TASK DETAILS: Write the entries out in full, matching them exactly.

==== THE INPUT

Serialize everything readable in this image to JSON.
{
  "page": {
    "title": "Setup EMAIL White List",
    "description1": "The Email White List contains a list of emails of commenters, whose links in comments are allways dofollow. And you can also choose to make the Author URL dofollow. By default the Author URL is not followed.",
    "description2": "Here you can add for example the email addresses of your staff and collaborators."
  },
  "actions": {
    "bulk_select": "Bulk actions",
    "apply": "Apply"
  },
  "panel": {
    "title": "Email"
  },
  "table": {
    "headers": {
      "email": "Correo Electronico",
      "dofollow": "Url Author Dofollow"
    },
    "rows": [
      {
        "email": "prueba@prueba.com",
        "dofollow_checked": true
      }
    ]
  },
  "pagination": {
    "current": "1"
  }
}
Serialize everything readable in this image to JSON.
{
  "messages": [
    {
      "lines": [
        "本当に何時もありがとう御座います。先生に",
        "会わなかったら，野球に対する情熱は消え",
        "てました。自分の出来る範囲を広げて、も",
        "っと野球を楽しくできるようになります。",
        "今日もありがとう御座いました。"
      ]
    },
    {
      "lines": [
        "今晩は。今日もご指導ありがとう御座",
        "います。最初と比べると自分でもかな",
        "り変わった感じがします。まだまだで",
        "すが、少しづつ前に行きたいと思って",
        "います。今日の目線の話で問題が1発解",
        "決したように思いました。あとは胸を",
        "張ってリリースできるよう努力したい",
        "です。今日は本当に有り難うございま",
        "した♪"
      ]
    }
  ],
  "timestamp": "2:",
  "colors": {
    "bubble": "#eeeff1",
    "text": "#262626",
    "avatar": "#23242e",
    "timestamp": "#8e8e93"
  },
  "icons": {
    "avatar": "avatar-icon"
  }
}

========

ANSWER TO THIS TASK:
Serialize everything readable in this image to JSON.
{
  "page": {
    "title": "Setup EMAIL White List",
    "description1": "The Email White List contains a list of emails of commenters, whose links in comments are allways dofollow. And you can also choose to make the Author URL dofollow. By default the Author URL is not followed.",
    "description2": "Here you can add for example the email addresses of your staff and collaborators."
  },
  "actions": {
    "bulk_select": "Bulk actions",
    "apply": "Apply"
  },
  "panel": {
    "title": "Email"
  },
  "table": {
    "headers": {
      "email": "Correo Electronico",
      "dofollow": "Url Author Dofollow"
    },
    "rows": [
      {
        "email": "prueba@prueba.com",
        "dofollow_checked": true
      }
    ]
  },
  "pagination": {
    "current": "1"
  }
}
Serialize everything readable in this image to JSON.
{
  "messages": [
    {
      "lines": [
        "本当に何時もありがとう御座います。先生に",
        "会わなかったら，野球に対する情熱は消え",
        "てました。自分の出来る範囲を広げて、も",
        "っと野球を楽しくできるようになります。",
        "今日もありがとう御座いました。"
      ]
    },
    {
      "lines": [
        "今晩は。今日もご指導ありがとう御座",
        "います。最初と比べると自分でもかな",
        "り変わった感じがします。まだまだで",
        "すが、少しづつ前に行きたいと思って",
        "います。今日の目線の話で問題が1発解",
        "決したように思いました。あとは胸を",
        "張ってリリースできるよう努力したい",
        "です。今日は本当に有り難うございま",
        "した♪"
      ]
    }
  ],
  "timestamp": "2:",
  "colors": {
    "bubble": "#eeeff1",
    "text": "#262626",
    "avatar": "#23242e",
    "timestamp": "#8e8e93"
  },
  "icons": {
    "avatar": "avatar-icon"
  }
}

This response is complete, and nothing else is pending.